The term "PRISM" (Professional Research Investment and Strategy Manager) describes someone within the university or similar environments who is predominantly working to enable the delivery and growth of large research investments. PRISMs have a diverse range of positions and responsibilities and the term captures the role breadth and distinguishes them from the established roles of “Research Managers / Research Development Managers” who are often pre-award focused, and “Project Managers” who can be working to a clearly defined brief and focused on deliverables.
The members of the UK PRISM network reported a wide range of different job titles, such as programme manager, network manager, centre manager (doctoral training centre / research centre), project manager, hub manager, institute manager, business manager, collaboration manager, knowledge exchange manager, and scientific manager.
Some PRISMs are also active researchers who undertake research enabling activities as part of their role. PRISM roles therefore span a large spectrum of expertise and experience with a broad range of job requirements, and can be grouped mainly as
- PRISM roles which require research expertise and an academic background;
- PRISM roles which require purely administrative, project management and operational skills.
The UK PRISM network community consist of over 390 members from ~50 institutions. The majority of PRISM network members identify as female (93 %), are highly educated (50 % PhD, 25 % MSc), and have a significant amount of work experience (60 % > 11 years)
. 54 % of the PRISM community have an educational background in a STEMM and 37 % in a HASS subject, the majority of the 9 % "other" holds a degree in both areas.
The breadth of their skills and experiences enables them to navigate and utilise the various cultures to build communities within the research ecosystems they manage and lead in tandem with their academic counterparts. They effectively bring together the day-to-day operations, project work, and strategic growth activities.
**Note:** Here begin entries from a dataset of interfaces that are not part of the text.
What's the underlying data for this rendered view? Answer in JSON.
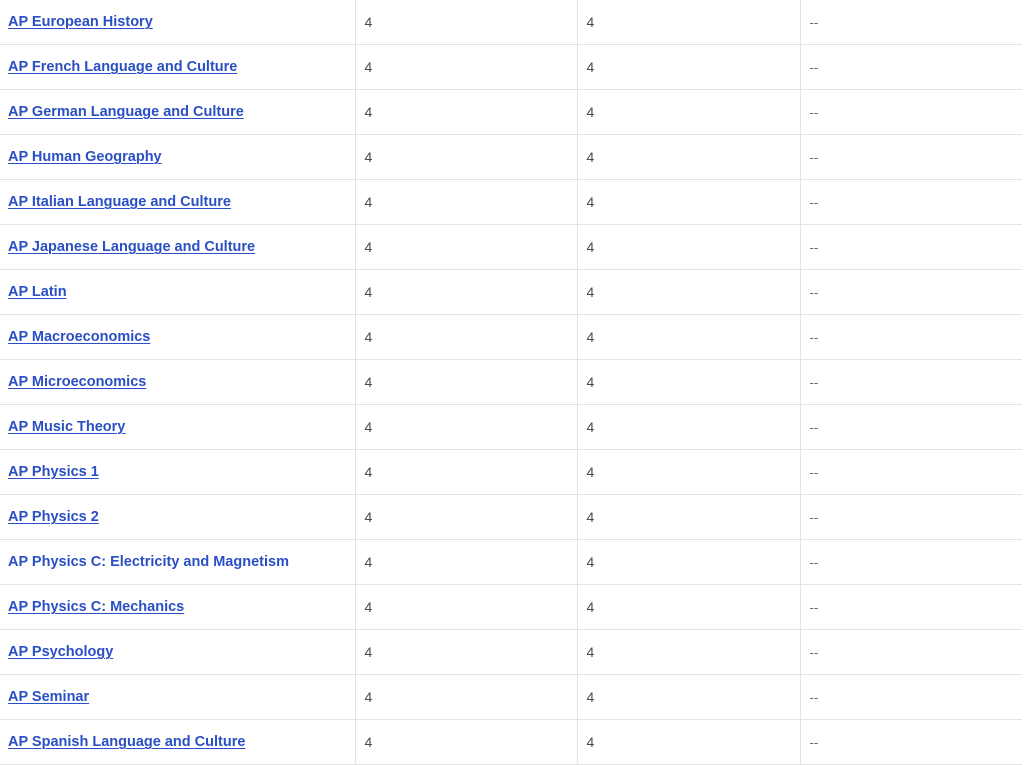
{
  "rows": [
    {
      "exam": "AP European History",
      "score_a": "4",
      "score_b": "4",
      "credit": "--",
      "underlined": true
    },
    {
      "exam": "AP French Language and Culture",
      "score_a": "4",
      "score_b": "4",
      "credit": "--",
      "underlined": true
    },
    {
      "exam": "AP German Language and Culture",
      "score_a": "4",
      "score_b": "4",
      "credit": "--",
      "underlined": true
    },
    {
      "exam": "AP Human Geography",
      "score_a": "4",
      "score_b": "4",
      "credit": "--",
      "underlined": true
    },
    {
      "exam": "AP Italian Language and Culture",
      "score_a": "4",
      "score_b": "4",
      "credit": "--",
      "underlined": true
    },
    {
      "exam": "AP Japanese Language and Culture",
      "score_a": "4",
      "score_b": "4",
      "credit": "--",
      "underlined": true
    },
    {
      "exam": "AP Latin",
      "score_a": "4",
      "score_b": "4",
      "credit": "--",
      "underlined": true
    },
    {
      "exam": "AP Macroeconomics",
      "score_a": "4",
      "score_b": "4",
      "credit": "--",
      "underlined": true
    },
    {
      "exam": "AP Microeconomics",
      "score_a": "4",
      "score_b": "4",
      "credit": "--",
      "underlined": true
    },
    {
      "exam": "AP Music Theory",
      "score_a": "4",
      "score_b": "4",
      "credit": "--",
      "underlined": true
    },
    {
      "exam": "AP Physics 1",
      "score_a": "4",
      "score_b": "4",
      "credit": "--",
      "underlined": true
    },
    {
      "exam": "AP Physics 2",
      "score_a": "4",
      "score_b": "4",
      "credit": "--",
      "underlined": true
    },
    {
      "exam": "AP Physics C: Electricity and Magnetism",
      "score_a": "4",
      "score_b": "4",
      "credit": "--",
      "underlined": false
    },
    {
      "exam": "AP Physics C: Mechanics",
      "score_a": "4",
      "score_b": "4",
      "credit": "--",
      "underlined": true
    },
    {
      "exam": "AP Psychology",
      "score_a": "4",
      "score_b": "4",
      "credit": "--",
      "underlined": true
    },
    {
      "exam": "AP Seminar",
      "score_a": "4",
      "score_b": "4",
      "credit": "--",
      "underlined": true
    },
    {
      "exam": "AP Spanish Language and Culture",
      "score_a": "4",
      "score_b": "4",
      "credit": "--",
      "underlined": true
    }
  ],
  "colors": {
    "link": "#2b4fc4",
    "text": "#4a4a4a",
    "border": "#e3e3e3"
  }
}
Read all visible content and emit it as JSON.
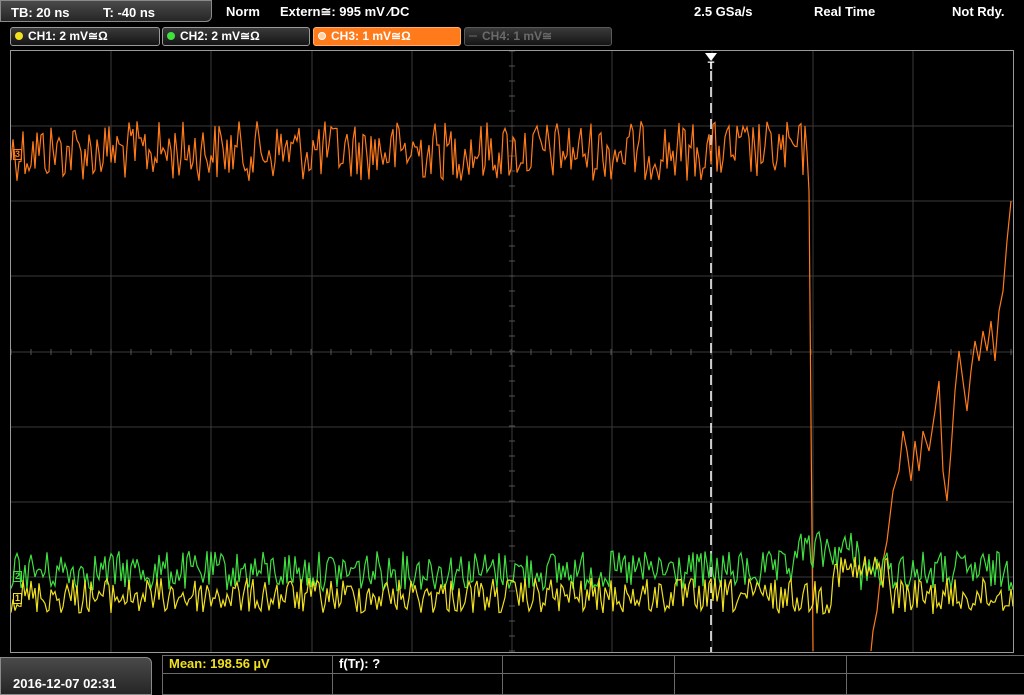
{
  "header": {
    "timebase": "TB: 20 ns",
    "trigger_offset": "T: -40 ns",
    "mode": "Norm",
    "trigger_source": "Extern≅: 995 mV ⁄DC",
    "sample_rate": "2.5 GSa/s",
    "acq_mode": "Real Time",
    "status": "Not Rdy."
  },
  "channels": [
    {
      "label": "CH1: 2 mV≅Ω",
      "color": "#f0e020",
      "state": "on"
    },
    {
      "label": "CH2: 2 mV≅Ω",
      "color": "#40e040",
      "state": "on"
    },
    {
      "label": "CH3: 1 mV≅Ω",
      "color": "#ff7a1a",
      "state": "active"
    },
    {
      "label": "CH4: 1 mV≅",
      "color": "#6a6a6a",
      "state": "off"
    }
  ],
  "markers": {
    "trigger": "T",
    "ch3_level": "3",
    "ch2_level": "2",
    "ch1_level": "1"
  },
  "footer": {
    "datetime": "2016-12-07 02:31",
    "measurement_mean": "Mean: 198.56 µV",
    "measurement_freq": "f(Tr): ?"
  },
  "colors": {
    "ch1": "#f0e020",
    "ch2": "#40e040",
    "ch3": "#ff7a1a",
    "grid": "#3a3a3a"
  }
}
The PRISM role, if developed and supported effectively, can add significant value to research and training investments, expanding them, and identifying and delivering new opportunities for researchers and institutions.
However, more than 78 % of the highly educated and experienced PRISM community members are employed on fixed term contracts
(or 'open-ended' with fixed-term funding associated with their roles).
In an ever-growing interdisciplinary, multi-partner, research and innovation landscape, PRISM roles play a crucial part in the success of research teams. The PRISM remit spans a range of areas, including, external relationships and community management, specialist scientific/technical expertise, business development, project/finance/event/people/space management, PhD student training, pastoral duties, marketing and outreach/public engagement.
As such, PRISMs work across a range of specialist teams within their organisations, including industry/partner engagement services, research office, doctoral college, technical services, legal, press office, digital and marketing, library, estates, executive groups, etc., and of course the academic environments they are embedded in. They manoeuvre a wide range of stakeholder groups and their respective work cultures and pressures.
Breadth of knowledge, experience, and skills, alongside the ability to form strong networks bringing together all relevant expertise for a successful research team, are key to these roles.
PRISMs require, among other characteristics, high levels of analytical and strategic thinking, emotional intelligence, resilience, communication skills, as well as recognised leadership traits such as empathy and persuasiveness to enable successful research communities.
PRISM roles have significant growth potential, are dynamic and evolve with the success and needs of their research team. Yet, there are no development frameworks and pathways for progression and the majority of the highly skilled and experienced managers are employed on contracts subject to external funding.
The UK PRISM Network was founded by Dr Anja Roeding in April 2020 to address three interlinked key challenges
around PRISM roles:
- Career progression & Professional development
- Recruitment & Job security
- Recognition & Belonging
As of 1 January 2023, the Network is led by Dr Isabella von Holstein
, Imperial College London.